→ Records for this exercise:
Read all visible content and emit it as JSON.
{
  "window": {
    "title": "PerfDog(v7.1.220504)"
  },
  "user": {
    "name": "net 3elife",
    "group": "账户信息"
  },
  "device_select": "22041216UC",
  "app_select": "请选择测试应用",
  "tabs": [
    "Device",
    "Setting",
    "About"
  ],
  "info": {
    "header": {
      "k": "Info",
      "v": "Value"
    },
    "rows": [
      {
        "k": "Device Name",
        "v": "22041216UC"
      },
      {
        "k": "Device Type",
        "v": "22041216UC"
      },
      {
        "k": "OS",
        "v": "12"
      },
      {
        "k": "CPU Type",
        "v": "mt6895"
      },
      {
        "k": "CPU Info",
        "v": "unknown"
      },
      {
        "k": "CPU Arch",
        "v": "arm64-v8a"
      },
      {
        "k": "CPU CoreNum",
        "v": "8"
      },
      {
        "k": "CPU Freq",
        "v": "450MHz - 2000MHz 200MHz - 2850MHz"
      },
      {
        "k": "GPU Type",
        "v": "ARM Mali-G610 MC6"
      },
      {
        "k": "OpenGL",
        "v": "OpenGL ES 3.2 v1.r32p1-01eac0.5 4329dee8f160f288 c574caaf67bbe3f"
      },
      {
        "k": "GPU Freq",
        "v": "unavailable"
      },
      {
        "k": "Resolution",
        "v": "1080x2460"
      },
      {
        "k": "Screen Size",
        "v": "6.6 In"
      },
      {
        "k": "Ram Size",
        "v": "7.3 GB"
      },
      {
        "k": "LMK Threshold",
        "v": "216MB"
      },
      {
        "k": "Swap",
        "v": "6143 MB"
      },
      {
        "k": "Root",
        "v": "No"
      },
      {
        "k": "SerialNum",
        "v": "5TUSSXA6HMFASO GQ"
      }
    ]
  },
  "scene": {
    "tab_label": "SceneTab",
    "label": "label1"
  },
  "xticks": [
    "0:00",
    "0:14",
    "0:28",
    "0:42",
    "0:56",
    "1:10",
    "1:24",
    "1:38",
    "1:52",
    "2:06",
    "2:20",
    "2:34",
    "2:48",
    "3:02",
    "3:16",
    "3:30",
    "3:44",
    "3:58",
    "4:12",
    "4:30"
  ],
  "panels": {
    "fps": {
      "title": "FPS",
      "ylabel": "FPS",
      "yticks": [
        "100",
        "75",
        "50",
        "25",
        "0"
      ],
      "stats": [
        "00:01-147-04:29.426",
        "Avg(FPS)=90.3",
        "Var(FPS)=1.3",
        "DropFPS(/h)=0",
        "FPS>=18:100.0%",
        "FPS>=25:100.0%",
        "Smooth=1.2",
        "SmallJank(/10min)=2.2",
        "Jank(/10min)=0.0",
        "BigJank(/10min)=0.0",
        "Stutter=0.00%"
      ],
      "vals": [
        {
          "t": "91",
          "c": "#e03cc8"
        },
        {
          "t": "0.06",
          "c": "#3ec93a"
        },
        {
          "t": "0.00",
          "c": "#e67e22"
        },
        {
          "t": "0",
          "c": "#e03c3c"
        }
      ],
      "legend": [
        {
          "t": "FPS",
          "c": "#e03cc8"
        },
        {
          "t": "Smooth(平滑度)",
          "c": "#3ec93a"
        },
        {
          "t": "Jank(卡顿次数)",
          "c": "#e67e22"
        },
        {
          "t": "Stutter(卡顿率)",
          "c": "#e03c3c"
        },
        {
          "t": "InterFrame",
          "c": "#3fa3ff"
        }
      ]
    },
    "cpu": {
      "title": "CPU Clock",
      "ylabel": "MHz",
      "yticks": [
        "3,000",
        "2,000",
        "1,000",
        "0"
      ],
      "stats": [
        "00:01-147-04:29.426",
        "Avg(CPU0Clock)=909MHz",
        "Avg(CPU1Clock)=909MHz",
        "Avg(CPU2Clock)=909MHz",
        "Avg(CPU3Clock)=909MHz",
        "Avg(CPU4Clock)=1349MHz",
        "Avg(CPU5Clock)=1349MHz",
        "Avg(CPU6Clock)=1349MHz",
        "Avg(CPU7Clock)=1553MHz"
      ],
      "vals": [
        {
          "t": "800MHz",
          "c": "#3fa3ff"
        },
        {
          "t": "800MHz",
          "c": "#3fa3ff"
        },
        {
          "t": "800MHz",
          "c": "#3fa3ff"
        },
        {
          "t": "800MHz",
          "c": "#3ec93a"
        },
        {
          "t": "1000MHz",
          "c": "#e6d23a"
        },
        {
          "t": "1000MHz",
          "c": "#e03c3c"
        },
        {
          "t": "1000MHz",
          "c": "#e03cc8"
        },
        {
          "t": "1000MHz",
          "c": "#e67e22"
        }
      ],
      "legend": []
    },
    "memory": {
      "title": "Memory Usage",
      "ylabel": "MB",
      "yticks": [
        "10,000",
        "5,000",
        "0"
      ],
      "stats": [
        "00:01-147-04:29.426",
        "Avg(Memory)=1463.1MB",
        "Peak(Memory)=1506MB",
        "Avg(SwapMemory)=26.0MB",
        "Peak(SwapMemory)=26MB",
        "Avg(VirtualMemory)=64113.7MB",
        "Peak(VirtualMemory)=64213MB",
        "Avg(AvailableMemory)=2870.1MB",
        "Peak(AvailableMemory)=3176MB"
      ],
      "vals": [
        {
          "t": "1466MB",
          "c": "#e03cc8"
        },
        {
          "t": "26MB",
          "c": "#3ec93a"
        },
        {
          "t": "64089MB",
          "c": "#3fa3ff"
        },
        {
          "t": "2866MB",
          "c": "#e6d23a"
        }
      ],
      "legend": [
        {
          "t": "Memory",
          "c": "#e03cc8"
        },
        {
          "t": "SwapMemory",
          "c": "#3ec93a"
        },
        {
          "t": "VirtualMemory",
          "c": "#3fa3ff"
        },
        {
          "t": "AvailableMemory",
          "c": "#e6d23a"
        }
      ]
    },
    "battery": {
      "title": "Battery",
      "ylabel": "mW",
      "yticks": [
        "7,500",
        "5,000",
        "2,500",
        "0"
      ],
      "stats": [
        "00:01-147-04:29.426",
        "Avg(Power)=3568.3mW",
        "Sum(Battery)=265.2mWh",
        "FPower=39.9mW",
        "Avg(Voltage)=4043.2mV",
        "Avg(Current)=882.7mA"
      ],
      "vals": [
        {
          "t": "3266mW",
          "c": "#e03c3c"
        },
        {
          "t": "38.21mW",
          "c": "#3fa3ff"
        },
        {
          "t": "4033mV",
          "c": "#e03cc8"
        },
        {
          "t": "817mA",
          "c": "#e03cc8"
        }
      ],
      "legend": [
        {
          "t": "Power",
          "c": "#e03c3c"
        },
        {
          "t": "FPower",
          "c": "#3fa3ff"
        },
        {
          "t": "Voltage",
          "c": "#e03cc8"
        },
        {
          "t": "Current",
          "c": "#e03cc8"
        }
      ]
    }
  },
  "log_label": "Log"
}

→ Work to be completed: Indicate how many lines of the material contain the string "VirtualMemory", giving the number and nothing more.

→ Written response: 3